Welp, good people, it has finally happened. After enjoying a decades-long career as an R&B icon—throughout which he was accused by dozens of Black girls and women of sexual abuse—the Pied Predator has finally been brought to justice.
As you know by now, R. Kelly, on Monday, was found guilty on all nine counts in his sex trafficking and racketeering trial, and while many of us who actually care about protecting Black women and girls are rejoicing, there are also those unfortunate souls who insist on making Aaron McGruder a prophet by turning 2005’s second episode of The Boondocks into a present-day reality.

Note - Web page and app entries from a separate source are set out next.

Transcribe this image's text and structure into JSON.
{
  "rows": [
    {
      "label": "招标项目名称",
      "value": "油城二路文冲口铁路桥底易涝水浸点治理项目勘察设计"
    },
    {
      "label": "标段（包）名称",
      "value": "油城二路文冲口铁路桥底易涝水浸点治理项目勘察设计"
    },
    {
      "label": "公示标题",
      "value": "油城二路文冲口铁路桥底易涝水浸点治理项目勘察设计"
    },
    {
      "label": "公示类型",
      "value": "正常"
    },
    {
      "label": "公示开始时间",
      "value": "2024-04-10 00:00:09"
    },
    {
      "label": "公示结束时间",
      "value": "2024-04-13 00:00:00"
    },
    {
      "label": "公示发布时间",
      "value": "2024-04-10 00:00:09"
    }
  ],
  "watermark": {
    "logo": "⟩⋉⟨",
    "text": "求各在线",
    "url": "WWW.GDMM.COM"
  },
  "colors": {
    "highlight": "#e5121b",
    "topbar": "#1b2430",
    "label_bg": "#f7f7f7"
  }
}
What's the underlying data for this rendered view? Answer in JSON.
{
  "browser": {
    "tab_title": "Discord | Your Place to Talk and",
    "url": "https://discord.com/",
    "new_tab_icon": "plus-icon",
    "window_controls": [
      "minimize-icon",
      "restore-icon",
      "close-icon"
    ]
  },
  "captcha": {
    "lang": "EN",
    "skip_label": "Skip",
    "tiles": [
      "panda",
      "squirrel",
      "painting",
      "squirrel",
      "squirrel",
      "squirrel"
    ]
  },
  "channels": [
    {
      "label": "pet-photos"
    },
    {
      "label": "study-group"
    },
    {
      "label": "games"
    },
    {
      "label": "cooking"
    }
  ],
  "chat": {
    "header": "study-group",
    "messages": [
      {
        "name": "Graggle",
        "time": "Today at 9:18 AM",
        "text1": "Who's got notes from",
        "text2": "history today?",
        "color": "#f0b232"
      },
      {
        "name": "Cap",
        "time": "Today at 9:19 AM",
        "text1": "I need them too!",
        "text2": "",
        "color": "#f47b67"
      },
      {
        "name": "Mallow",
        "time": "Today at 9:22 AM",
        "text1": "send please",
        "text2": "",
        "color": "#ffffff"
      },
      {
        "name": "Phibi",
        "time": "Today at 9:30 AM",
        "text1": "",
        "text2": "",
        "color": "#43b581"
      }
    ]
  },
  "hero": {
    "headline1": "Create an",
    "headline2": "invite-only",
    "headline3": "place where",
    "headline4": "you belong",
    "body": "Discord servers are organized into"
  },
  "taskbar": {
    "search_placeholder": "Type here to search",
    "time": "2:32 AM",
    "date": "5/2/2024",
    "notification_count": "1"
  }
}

While the verdict was being delivered that ensured Kelly would spend far more chapters trapped in a prison cell than he did trapped in the closet, a number of his supporters were gathered outside the courthouse playing his music in defiance of the long-overdue push to #MuteRKelly.
After the news broke that the jury returned with across-the-board guilty verdicts, one enthusiastic chile rapist supporter can be heard loudly and passionately declaring, “We’re not giving up on R Kelly!”
Imagine being this clueless.
First, let’s be clear on one thing: There is nothing pro-Black about protesting on behalf of R Kelly—not when his victims were primarily Black women, girls and, as it turns out, boys as well.
All Black people’s continued support of this man shows is that one Black celebrity matters more than the safety, innocence and physical, mental and emotional wellbeing of countless young Black people. You’re doing white supremacy work under the guise of activism.
You’re stepping in the name of heinous sex crimes, not love.
“No one deserves what they experienced at his hands or the threats and harassment they faced in telling the truth about what happened to them,” Jacquelyn M. Kasulis, the acting U.S. attorney in Brooklyn, told reporters after the verdict was announced, according to the New York Times. “We hope that today’s verdict brings some measure of comfort and closure.”
“This is the culmination of the movement of so many women who have been trying so long to have their voices heard,” said Oronike Odeleye, the co-founder of the #MuteRKelly campaign. “We have never had full ownership of our bodies. And we’re at a moment where Black women are no longer accepting that as the price of being Black and female in America.”
Of course, Kelly’s attorneys didn’t have the same energy in their responses to the verdict and said they are already considering an appeal.
“Of course we are disappointed in the verdict,” attorney Deveraux L. Cannick told reporters. “I am even more disappointed in the prosecution for bringing this case,” which he said was “replete with inconsistencies.”
So yeah, there are still those who will not give up on R Kelly—the rest of us are just happy we never gave up on justice.